→ **Work task**
Wherever an image appears in the data, omit it and copy all the remaining text word for word.

→ **Recorded data**
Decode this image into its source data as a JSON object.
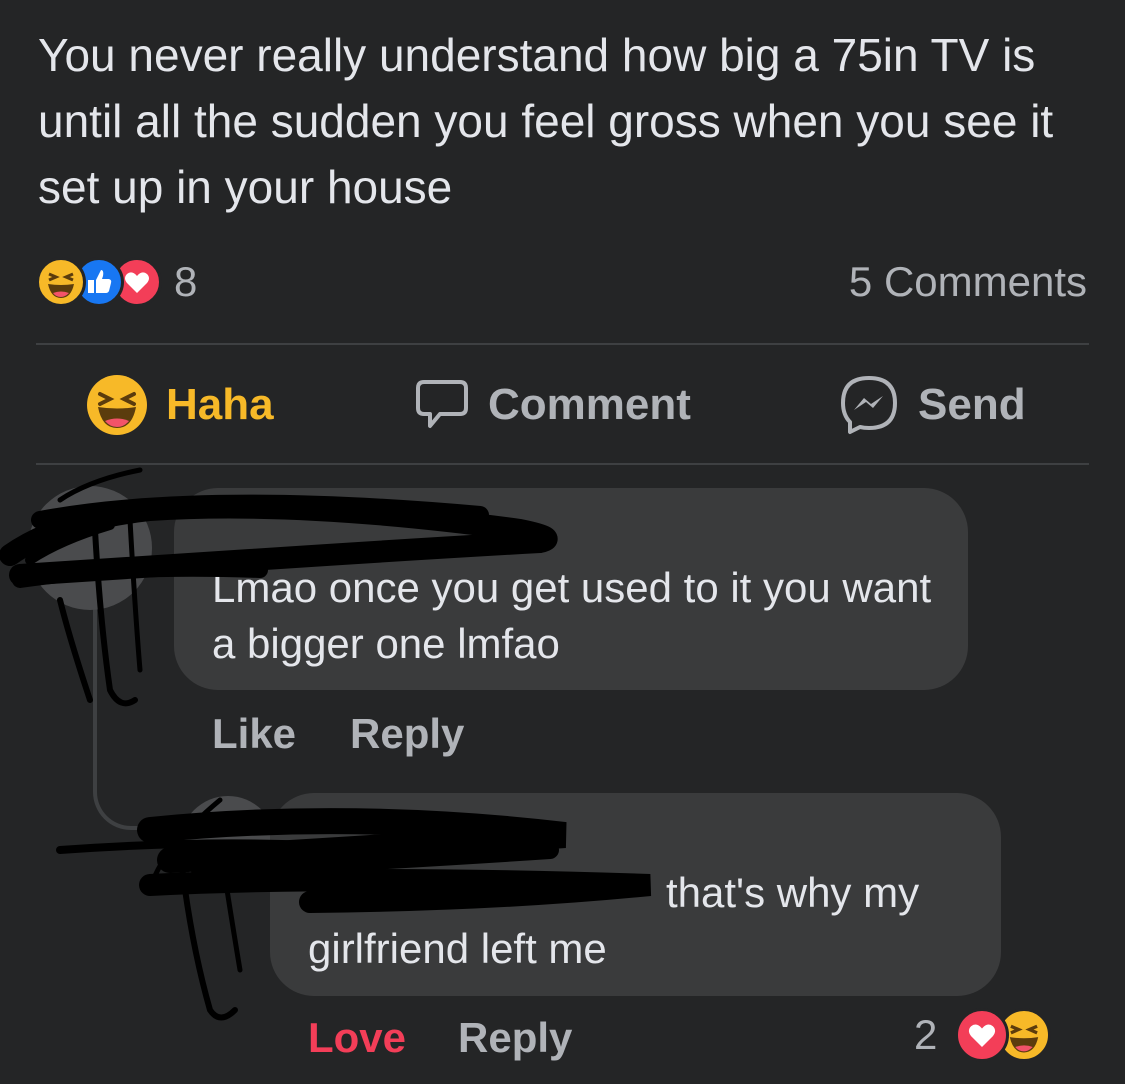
{
  "post": {
    "text": "You never really understand how big a 75in TV is until all the sudden you feel gross when you see it set up in your house",
    "reaction_icons": [
      "haha-icon",
      "like-icon",
      "love-icon"
    ],
    "reaction_count": "8",
    "comments_count": "5 Comments"
  },
  "actions": {
    "haha": "Haha",
    "comment": "Comment",
    "send": "Send"
  },
  "comments": [
    {
      "text": "Lmao once you get used to it you want a bigger one lmfao",
      "like": "Like",
      "reply": "Reply"
    },
    {
      "text": "that's why my girlfriend left me",
      "love": "Love",
      "reply": "Reply",
      "reaction_count": "2",
      "reaction_icons": [
        "love-icon",
        "haha-icon"
      ]
    }
  ],
  "colors": {
    "background": "#242526",
    "bubble": "#3a3b3c",
    "text": "#e4e6eb",
    "muted": "#b0b3b8",
    "haha": "#f7b928",
    "love": "#f33e58",
    "like": "#1877f2"
  }
}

→ **Exercise result**
Decode this image into its source data as a JSON object.
{
  "post": {
    "text": "You never really understand how big a 75in TV is until all the sudden you feel gross when you see it set up in your house",
    "reaction_icons": [
      "haha-icon",
      "like-icon",
      "love-icon"
    ],
    "reaction_count": "8",
    "comments_count": "5 Comments"
  },
  "actions": {
    "haha": "Haha",
    "comment": "Comment",
    "send": "Send"
  },
  "comments": [
    {
      "text": "Lmao once you get used to it you want a bigger one lmfao",
      "like": "Like",
      "reply": "Reply"
    },
    {
      "text": "that's why my girlfriend left me",
      "love": "Love",
      "reply": "Reply",
      "reaction_count": "2",
      "reaction_icons": [
        "love-icon",
        "haha-icon"
      ]
    }
  ],
  "colors": {
    "background": "#242526",
    "bubble": "#3a3b3c",
    "text": "#e4e6eb",
    "muted": "#b0b3b8",
    "haha": "#f7b928",
    "love": "#f33e58",
    "like": "#1877f2"
  }
}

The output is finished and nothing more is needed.